**ACTIVITY**
Each entry must be printed again without a single change.
|---|
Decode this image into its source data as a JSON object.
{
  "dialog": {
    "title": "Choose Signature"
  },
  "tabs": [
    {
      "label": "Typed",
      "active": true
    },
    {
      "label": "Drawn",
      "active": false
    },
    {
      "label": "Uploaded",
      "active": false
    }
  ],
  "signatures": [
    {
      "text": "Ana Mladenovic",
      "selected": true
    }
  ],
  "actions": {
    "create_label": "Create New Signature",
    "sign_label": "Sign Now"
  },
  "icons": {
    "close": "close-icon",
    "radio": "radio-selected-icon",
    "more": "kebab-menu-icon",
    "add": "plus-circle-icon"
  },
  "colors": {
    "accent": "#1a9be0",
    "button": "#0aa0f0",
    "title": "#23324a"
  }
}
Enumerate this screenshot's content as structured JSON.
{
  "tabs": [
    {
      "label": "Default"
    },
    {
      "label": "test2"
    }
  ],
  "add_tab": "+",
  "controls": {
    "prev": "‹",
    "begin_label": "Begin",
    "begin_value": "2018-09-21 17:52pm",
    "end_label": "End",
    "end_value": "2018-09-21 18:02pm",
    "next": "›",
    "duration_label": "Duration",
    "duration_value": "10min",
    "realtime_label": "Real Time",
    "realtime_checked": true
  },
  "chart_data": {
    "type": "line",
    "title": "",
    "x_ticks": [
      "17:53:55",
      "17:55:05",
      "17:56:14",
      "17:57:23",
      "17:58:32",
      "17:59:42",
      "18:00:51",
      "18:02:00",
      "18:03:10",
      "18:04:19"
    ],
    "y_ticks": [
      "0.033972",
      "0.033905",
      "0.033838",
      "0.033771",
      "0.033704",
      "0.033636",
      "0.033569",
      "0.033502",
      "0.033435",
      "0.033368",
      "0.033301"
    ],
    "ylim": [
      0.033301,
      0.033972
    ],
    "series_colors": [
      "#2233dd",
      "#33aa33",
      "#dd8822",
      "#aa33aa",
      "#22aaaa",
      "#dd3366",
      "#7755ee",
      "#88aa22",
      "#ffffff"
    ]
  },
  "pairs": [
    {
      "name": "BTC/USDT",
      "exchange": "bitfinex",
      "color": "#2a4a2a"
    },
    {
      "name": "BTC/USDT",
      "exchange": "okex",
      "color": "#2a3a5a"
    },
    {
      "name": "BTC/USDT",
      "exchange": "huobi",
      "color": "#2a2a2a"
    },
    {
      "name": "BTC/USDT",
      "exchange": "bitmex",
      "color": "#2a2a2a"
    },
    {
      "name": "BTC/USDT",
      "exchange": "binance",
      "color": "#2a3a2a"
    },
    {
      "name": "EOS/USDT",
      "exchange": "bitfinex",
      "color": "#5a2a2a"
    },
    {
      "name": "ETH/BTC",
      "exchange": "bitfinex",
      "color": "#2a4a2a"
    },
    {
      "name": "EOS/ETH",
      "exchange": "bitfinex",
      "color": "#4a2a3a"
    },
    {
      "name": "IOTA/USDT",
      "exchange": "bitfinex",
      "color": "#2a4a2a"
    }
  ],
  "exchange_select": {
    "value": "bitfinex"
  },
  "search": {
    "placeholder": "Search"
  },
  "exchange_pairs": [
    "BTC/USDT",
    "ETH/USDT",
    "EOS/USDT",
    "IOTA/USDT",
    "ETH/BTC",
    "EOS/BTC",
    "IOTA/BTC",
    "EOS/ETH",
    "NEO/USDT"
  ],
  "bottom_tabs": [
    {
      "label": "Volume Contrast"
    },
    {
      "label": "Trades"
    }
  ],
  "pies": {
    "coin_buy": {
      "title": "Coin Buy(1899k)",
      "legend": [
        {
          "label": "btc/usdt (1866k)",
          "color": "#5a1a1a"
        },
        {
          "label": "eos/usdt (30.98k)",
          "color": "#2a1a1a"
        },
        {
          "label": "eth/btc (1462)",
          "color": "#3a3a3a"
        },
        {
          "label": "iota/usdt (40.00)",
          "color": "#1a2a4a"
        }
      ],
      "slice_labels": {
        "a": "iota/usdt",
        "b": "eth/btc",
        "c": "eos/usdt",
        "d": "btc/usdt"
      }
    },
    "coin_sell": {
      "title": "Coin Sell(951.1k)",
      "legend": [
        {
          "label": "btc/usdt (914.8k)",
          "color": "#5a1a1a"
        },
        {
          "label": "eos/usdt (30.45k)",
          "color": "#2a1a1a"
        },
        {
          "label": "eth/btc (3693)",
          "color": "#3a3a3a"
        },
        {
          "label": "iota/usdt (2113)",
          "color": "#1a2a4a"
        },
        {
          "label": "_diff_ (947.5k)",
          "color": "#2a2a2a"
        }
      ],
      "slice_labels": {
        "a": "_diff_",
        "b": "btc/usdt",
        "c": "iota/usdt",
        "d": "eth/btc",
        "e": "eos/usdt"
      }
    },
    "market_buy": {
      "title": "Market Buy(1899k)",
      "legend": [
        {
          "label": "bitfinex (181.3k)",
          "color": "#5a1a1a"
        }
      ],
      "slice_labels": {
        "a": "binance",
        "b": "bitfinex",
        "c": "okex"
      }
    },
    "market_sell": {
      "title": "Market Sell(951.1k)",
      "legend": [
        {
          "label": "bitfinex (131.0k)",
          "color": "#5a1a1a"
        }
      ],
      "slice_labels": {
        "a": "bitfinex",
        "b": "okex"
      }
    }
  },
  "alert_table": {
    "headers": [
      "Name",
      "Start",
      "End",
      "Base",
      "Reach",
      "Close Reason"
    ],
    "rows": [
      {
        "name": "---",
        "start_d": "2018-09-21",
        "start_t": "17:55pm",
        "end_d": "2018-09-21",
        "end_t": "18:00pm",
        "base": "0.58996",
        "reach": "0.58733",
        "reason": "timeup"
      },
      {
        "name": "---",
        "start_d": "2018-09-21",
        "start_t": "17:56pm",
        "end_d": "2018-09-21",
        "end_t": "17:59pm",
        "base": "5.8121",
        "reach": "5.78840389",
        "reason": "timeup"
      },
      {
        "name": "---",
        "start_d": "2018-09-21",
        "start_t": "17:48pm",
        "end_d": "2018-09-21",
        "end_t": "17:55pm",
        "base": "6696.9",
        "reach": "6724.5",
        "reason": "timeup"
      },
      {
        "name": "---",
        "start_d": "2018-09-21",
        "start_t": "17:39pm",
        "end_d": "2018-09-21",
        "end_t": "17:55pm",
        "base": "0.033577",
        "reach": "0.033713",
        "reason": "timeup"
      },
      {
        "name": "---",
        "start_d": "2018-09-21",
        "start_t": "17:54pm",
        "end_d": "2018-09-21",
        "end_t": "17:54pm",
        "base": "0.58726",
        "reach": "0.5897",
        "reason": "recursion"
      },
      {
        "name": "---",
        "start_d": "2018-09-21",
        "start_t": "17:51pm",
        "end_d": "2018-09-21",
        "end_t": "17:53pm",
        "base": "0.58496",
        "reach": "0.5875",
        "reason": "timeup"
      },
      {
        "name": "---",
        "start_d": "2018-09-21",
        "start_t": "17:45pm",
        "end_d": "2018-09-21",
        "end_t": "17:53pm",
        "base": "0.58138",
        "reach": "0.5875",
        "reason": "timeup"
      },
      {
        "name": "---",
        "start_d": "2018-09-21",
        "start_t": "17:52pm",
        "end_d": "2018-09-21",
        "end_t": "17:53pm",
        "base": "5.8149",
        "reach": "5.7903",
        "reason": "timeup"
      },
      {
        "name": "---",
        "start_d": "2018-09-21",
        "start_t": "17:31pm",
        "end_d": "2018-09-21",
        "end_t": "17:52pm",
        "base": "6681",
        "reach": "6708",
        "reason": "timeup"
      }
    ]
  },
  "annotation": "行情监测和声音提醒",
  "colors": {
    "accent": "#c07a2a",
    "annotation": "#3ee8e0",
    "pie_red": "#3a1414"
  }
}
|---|
**ANSWER TO THIS PROBLEM**
Decode this image into its source data as a JSON object.
{
  "dialog": {
    "title": "Choose Signature"
  },
  "tabs": [
    {
      "label": "Typed",
      "active": true
    },
    {
      "label": "Drawn",
      "active": false
    },
    {
      "label": "Uploaded",
      "active": false
    }
  ],
  "signatures": [
    {
      "text": "Ana Mladenovic",
      "selected": true
    }
  ],
  "actions": {
    "create_label": "Create New Signature",
    "sign_label": "Sign Now"
  },
  "icons": {
    "close": "close-icon",
    "radio": "radio-selected-icon",
    "more": "kebab-menu-icon",
    "add": "plus-circle-icon"
  },
  "colors": {
    "accent": "#1a9be0",
    "button": "#0aa0f0",
    "title": "#23324a"
  }
}
Enumerate this screenshot's content as structured JSON.
{
  "tabs": [
    {
      "label": "Default"
    },
    {
      "label": "test2"
    }
  ],
  "add_tab": "+",
  "controls": {
    "prev": "‹",
    "begin_label": "Begin",
    "begin_value": "2018-09-21 17:52pm",
    "end_label": "End",
    "end_value": "2018-09-21 18:02pm",
    "next": "›",
    "duration_label": "Duration",
    "duration_value": "10min",
    "realtime_label": "Real Time",
    "realtime_checked": true
  },
  "chart_data": {
    "type": "line",
    "title": "",
    "x_ticks": [
      "17:53:55",
      "17:55:05",
      "17:56:14",
      "17:57:23",
      "17:58:32",
      "17:59:42",
      "18:00:51",
      "18:02:00",
      "18:03:10",
      "18:04:19"
    ],
    "y_ticks": [
      "0.033972",
      "0.033905",
      "0.033838",
      "0.033771",
      "0.033704",
      "0.033636",
      "0.033569",
      "0.033502",
      "0.033435",
      "0.033368",
      "0.033301"
    ],
    "ylim": [
      0.033301,
      0.033972
    ],
    "series_colors": [
      "#2233dd",
      "#33aa33",
      "#dd8822",
      "#aa33aa",
      "#22aaaa",
      "#dd3366",
      "#7755ee",
      "#88aa22",
      "#ffffff"
    ]
  },
  "pairs": [
    {
      "name": "BTC/USDT",
      "exchange": "bitfinex",
      "color": "#2a4a2a"
    },
    {
      "name": "BTC/USDT",
      "exchange": "okex",
      "color": "#2a3a5a"
    },
    {
      "name": "BTC/USDT",
      "exchange": "huobi",
      "color": "#2a2a2a"
    },
    {
      "name": "BTC/USDT",
      "exchange": "bitmex",
      "color": "#2a2a2a"
    },
    {
      "name": "BTC/USDT",
      "exchange": "binance",
      "color": "#2a3a2a"
    },
    {
      "name": "EOS/USDT",
      "exchange": "bitfinex",
      "color": "#5a2a2a"
    },
    {
      "name": "ETH/BTC",
      "exchange": "bitfinex",
      "color": "#2a4a2a"
    },
    {
      "name": "EOS/ETH",
      "exchange": "bitfinex",
      "color": "#4a2a3a"
    },
    {
      "name": "IOTA/USDT",
      "exchange": "bitfinex",
      "color": "#2a4a2a"
    }
  ],
  "exchange_select": {
    "value": "bitfinex"
  },
  "search": {
    "placeholder": "Search"
  },
  "exchange_pairs": [
    "BTC/USDT",
    "ETH/USDT",
    "EOS/USDT",
    "IOTA/USDT",
    "ETH/BTC",
    "EOS/BTC",
    "IOTA/BTC",
    "EOS/ETH",
    "NEO/USDT"
  ],
  "bottom_tabs": [
    {
      "label": "Volume Contrast"
    },
    {
      "label": "Trades"
    }
  ],
  "pies": {
    "coin_buy": {
      "title": "Coin Buy(1899k)",
      "legend": [
        {
          "label": "btc/usdt (1866k)",
          "color": "#5a1a1a"
        },
        {
          "label": "eos/usdt (30.98k)",
          "color": "#2a1a1a"
        },
        {
          "label": "eth/btc (1462)",
          "color": "#3a3a3a"
        },
        {
          "label": "iota/usdt (40.00)",
          "color": "#1a2a4a"
        }
      ],
      "slice_labels": {
        "a": "iota/usdt",
        "b": "eth/btc",
        "c": "eos/usdt",
        "d": "btc/usdt"
      }
    },
    "coin_sell": {
      "title": "Coin Sell(951.1k)",
      "legend": [
        {
          "label": "btc/usdt (914.8k)",
          "color": "#5a1a1a"
        },
        {
          "label": "eos/usdt (30.45k)",
          "color": "#2a1a1a"
        },
        {
          "label": "eth/btc (3693)",
          "color": "#3a3a3a"
        },
        {
          "label": "iota/usdt (2113)",
          "color": "#1a2a4a"
        },
        {
          "label": "_diff_ (947.5k)",
          "color": "#2a2a2a"
        }
      ],
      "slice_labels": {
        "a": "_diff_",
        "b": "btc/usdt",
        "c": "iota/usdt",
        "d": "eth/btc",
        "e": "eos/usdt"
      }
    },
    "market_buy": {
      "title": "Market Buy(1899k)",
      "legend": [
        {
          "label": "bitfinex (181.3k)",
          "color": "#5a1a1a"
        }
      ],
      "slice_labels": {
        "a": "binance",
        "b": "bitfinex",
        "c": "okex"
      }
    },
    "market_sell": {
      "title": "Market Sell(951.1k)",
      "legend": [
        {
          "label": "bitfinex (131.0k)",
          "color": "#5a1a1a"
        }
      ],
      "slice_labels": {
        "a": "bitfinex",
        "b": "okex"
      }
    }
  },
  "alert_table": {
    "headers": [
      "Name",
      "Start",
      "End",
      "Base",
      "Reach",
      "Close Reason"
    ],
    "rows": [
      {
        "name": "---",
        "start_d": "2018-09-21",
        "start_t": "17:55pm",
        "end_d": "2018-09-21",
        "end_t": "18:00pm",
        "base": "0.58996",
        "reach": "0.58733",
        "reason": "timeup"
      },
      {
        "name": "---",
        "start_d": "2018-09-21",
        "start_t": "17:56pm",
        "end_d": "2018-09-21",
        "end_t": "17:59pm",
        "base": "5.8121",
        "reach": "5.78840389",
        "reason": "timeup"
      },
      {
        "name": "---",
        "start_d": "2018-09-21",
        "start_t": "17:48pm",
        "end_d": "2018-09-21",
        "end_t": "17:55pm",
        "base": "6696.9",
        "reach": "6724.5",
        "reason": "timeup"
      },
      {
        "name": "---",
        "start_d": "2018-09-21",
        "start_t": "17:39pm",
        "end_d": "2018-09-21",
        "end_t": "17:55pm",
        "base": "0.033577",
        "reach": "0.033713",
        "reason": "timeup"
      },
      {
        "name": "---",
        "start_d": "2018-09-21",
        "start_t": "17:54pm",
        "end_d": "2018-09-21",
        "end_t": "17:54pm",
        "base": "0.58726",
        "reach": "0.5897",
        "reason": "recursion"
      },
      {
        "name": "---",
        "start_d": "2018-09-21",
        "start_t": "17:51pm",
        "end_d": "2018-09-21",
        "end_t": "17:53pm",
        "base": "0.58496",
        "reach": "0.5875",
        "reason": "timeup"
      },
      {
        "name": "---",
        "start_d": "2018-09-21",
        "start_t": "17:45pm",
        "end_d": "2018-09-21",
        "end_t": "17:53pm",
        "base": "0.58138",
        "reach": "0.5875",
        "reason": "timeup"
      },
      {
        "name": "---",
        "start_d": "2018-09-21",
        "start_t": "17:52pm",
        "end_d": "2018-09-21",
        "end_t": "17:53pm",
        "base": "5.8149",
        "reach": "5.7903",
        "reason": "timeup"
      },
      {
        "name": "---",
        "start_d": "2018-09-21",
        "start_t": "17:31pm",
        "end_d": "2018-09-21",
        "end_t": "17:52pm",
        "base": "6681",
        "reach": "6708",
        "reason": "timeup"
      }
    ]
  },
  "annotation": "行情监测和声音提醒",
  "colors": {
    "accent": "#c07a2a",
    "annotation": "#3ee8e0",
    "pie_red": "#3a1414"
  }
}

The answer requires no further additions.